━━━━━ Entries supplied ━━━━━

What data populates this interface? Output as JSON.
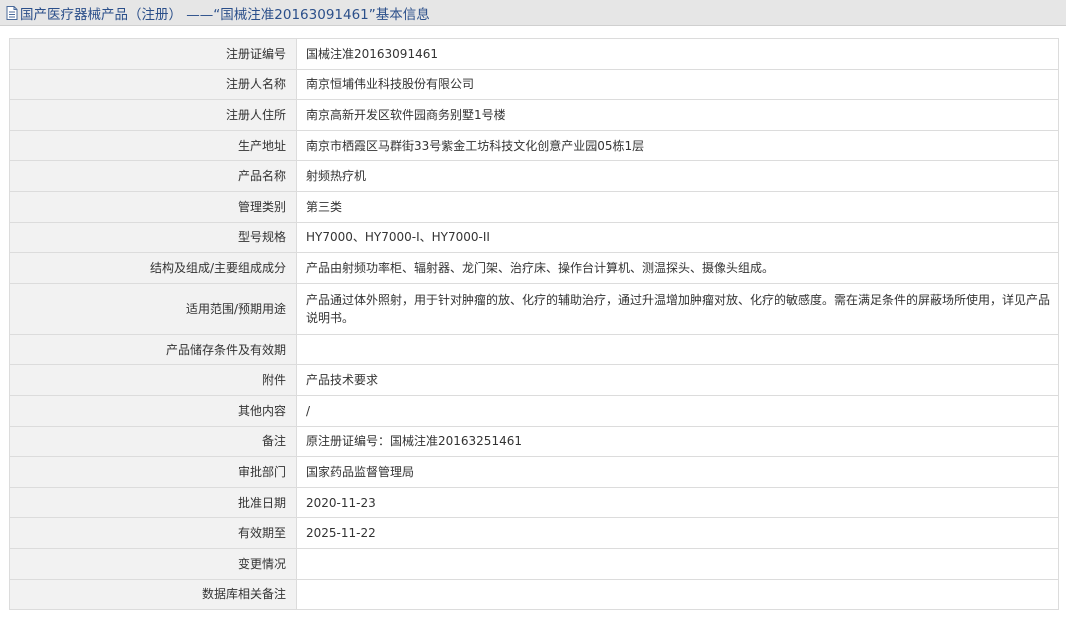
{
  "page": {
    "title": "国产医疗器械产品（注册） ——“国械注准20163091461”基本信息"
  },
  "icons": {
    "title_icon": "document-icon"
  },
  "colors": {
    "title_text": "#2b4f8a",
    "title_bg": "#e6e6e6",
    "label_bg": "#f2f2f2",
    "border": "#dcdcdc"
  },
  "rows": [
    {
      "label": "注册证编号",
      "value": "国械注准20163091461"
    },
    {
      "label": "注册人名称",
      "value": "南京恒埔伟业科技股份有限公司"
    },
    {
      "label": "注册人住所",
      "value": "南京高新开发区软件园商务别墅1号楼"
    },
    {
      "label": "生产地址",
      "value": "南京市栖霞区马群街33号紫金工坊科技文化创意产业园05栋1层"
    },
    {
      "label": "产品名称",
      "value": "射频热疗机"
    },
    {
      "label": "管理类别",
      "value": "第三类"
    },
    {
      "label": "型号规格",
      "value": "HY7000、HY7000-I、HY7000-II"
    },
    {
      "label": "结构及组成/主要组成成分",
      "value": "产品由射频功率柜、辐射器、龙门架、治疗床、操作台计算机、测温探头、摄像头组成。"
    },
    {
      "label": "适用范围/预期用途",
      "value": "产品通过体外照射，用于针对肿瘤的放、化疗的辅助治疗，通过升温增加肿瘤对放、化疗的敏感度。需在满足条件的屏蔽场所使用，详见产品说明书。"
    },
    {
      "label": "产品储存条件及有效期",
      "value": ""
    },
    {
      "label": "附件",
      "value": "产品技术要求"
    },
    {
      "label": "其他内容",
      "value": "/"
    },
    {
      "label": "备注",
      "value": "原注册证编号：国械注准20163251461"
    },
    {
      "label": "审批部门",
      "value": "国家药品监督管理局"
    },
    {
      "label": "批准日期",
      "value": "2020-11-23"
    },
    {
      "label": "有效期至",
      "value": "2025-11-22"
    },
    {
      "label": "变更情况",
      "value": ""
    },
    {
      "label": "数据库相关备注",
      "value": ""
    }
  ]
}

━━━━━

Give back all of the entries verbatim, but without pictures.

What data populates this interface? Output as JSON.
{
  "page": {
    "title": "国产医疗器械产品（注册） ——“国械注准20163091461”基本信息"
  },
  "icons": {
    "title_icon": "document-icon"
  },
  "colors": {
    "title_text": "#2b4f8a",
    "title_bg": "#e6e6e6",
    "label_bg": "#f2f2f2",
    "border": "#dcdcdc"
  },
  "rows": [
    {
      "label": "注册证编号",
      "value": "国械注准20163091461"
    },
    {
      "label": "注册人名称",
      "value": "南京恒埔伟业科技股份有限公司"
    },
    {
      "label": "注册人住所",
      "value": "南京高新开发区软件园商务别墅1号楼"
    },
    {
      "label": "生产地址",
      "value": "南京市栖霞区马群街33号紫金工坊科技文化创意产业园05栋1层"
    },
    {
      "label": "产品名称",
      "value": "射频热疗机"
    },
    {
      "label": "管理类别",
      "value": "第三类"
    },
    {
      "label": "型号规格",
      "value": "HY7000、HY7000-I、HY7000-II"
    },
    {
      "label": "结构及组成/主要组成成分",
      "value": "产品由射频功率柜、辐射器、龙门架、治疗床、操作台计算机、测温探头、摄像头组成。"
    },
    {
      "label": "适用范围/预期用途",
      "value": "产品通过体外照射，用于针对肿瘤的放、化疗的辅助治疗，通过升温增加肿瘤对放、化疗的敏感度。需在满足条件的屏蔽场所使用，详见产品说明书。"
    },
    {
      "label": "产品储存条件及有效期",
      "value": ""
    },
    {
      "label": "附件",
      "value": "产品技术要求"
    },
    {
      "label": "其他内容",
      "value": "/"
    },
    {
      "label": "备注",
      "value": "原注册证编号：国械注准20163251461"
    },
    {
      "label": "审批部门",
      "value": "国家药品监督管理局"
    },
    {
      "label": "批准日期",
      "value": "2020-11-23"
    },
    {
      "label": "有效期至",
      "value": "2025-11-22"
    },
    {
      "label": "变更情况",
      "value": ""
    },
    {
      "label": "数据库相关备注",
      "value": ""
    }
  ]
}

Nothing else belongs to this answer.